* Assignment *
The reply has to be a number alone, equal to how many lines in the entries below hold the string "Bienvenue".

* Stored items *
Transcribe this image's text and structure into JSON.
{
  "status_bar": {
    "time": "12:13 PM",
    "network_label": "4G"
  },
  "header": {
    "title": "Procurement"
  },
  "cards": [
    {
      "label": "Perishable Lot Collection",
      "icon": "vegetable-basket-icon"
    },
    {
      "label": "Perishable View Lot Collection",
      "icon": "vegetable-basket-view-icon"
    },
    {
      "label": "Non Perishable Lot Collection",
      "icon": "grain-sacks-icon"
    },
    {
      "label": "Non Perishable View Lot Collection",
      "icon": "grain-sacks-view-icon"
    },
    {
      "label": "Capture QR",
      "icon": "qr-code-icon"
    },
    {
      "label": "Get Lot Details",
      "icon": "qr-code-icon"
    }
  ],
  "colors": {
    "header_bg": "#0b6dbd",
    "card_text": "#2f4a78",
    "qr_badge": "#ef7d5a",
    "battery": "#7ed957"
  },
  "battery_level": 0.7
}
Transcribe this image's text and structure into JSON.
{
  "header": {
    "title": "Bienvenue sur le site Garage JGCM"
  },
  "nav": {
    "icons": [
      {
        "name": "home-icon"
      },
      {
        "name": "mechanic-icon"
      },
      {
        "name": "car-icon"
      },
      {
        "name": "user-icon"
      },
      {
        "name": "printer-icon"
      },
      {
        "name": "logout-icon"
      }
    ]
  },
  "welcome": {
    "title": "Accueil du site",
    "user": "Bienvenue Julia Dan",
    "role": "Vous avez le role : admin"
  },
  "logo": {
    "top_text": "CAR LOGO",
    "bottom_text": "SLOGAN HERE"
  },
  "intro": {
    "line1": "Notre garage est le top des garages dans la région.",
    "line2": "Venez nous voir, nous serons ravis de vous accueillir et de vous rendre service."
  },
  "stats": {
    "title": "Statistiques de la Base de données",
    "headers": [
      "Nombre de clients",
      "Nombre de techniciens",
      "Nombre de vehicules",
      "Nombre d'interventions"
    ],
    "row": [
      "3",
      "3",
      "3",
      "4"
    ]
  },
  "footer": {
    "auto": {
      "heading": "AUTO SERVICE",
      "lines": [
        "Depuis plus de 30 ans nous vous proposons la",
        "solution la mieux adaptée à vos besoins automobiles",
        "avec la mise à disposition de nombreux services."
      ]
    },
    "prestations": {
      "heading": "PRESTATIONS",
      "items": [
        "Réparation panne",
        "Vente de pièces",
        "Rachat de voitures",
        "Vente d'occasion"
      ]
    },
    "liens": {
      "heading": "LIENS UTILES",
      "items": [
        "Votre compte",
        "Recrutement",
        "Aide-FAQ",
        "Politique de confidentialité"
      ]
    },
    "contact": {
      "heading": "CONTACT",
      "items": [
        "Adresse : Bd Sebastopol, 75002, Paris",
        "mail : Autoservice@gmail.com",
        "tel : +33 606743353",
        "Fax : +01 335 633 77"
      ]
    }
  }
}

* Answer area *
2